▶ **INSTRUCTIONS FOR THE TASK**:
Give back the whole listing verbatim, printing none of its pictures.

▶ **DATA FOR PROCESSING**:
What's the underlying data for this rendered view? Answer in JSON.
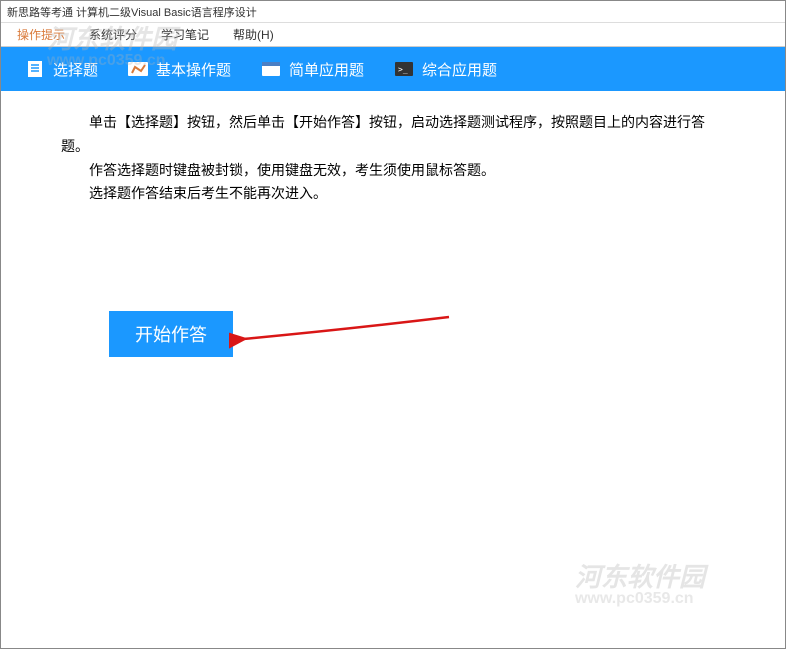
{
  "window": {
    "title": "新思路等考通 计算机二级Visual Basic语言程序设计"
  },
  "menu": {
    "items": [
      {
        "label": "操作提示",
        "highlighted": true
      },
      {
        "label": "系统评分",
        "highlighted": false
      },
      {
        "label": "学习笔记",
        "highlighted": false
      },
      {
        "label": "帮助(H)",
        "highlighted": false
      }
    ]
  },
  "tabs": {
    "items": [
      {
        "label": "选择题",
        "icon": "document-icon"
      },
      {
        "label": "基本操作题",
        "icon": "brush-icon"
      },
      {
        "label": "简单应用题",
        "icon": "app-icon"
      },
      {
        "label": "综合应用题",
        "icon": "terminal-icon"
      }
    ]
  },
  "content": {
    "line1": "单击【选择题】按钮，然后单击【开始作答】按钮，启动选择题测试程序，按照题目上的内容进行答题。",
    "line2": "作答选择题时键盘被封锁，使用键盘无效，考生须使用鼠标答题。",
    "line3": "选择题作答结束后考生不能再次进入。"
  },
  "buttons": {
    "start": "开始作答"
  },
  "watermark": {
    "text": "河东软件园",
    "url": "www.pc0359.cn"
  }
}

▶ **EXERCISE ANSWER**:
What's the underlying data for this rendered view? Answer in JSON.
{
  "window": {
    "title": "新思路等考通 计算机二级Visual Basic语言程序设计"
  },
  "menu": {
    "items": [
      {
        "label": "操作提示",
        "highlighted": true
      },
      {
        "label": "系统评分",
        "highlighted": false
      },
      {
        "label": "学习笔记",
        "highlighted": false
      },
      {
        "label": "帮助(H)",
        "highlighted": false
      }
    ]
  },
  "tabs": {
    "items": [
      {
        "label": "选择题",
        "icon": "document-icon"
      },
      {
        "label": "基本操作题",
        "icon": "brush-icon"
      },
      {
        "label": "简单应用题",
        "icon": "app-icon"
      },
      {
        "label": "综合应用题",
        "icon": "terminal-icon"
      }
    ]
  },
  "content": {
    "line1": "单击【选择题】按钮，然后单击【开始作答】按钮，启动选择题测试程序，按照题目上的内容进行答题。",
    "line2": "作答选择题时键盘被封锁，使用键盘无效，考生须使用鼠标答题。",
    "line3": "选择题作答结束后考生不能再次进入。"
  },
  "buttons": {
    "start": "开始作答"
  },
  "watermark": {
    "text": "河东软件园",
    "url": "www.pc0359.cn"
  }
}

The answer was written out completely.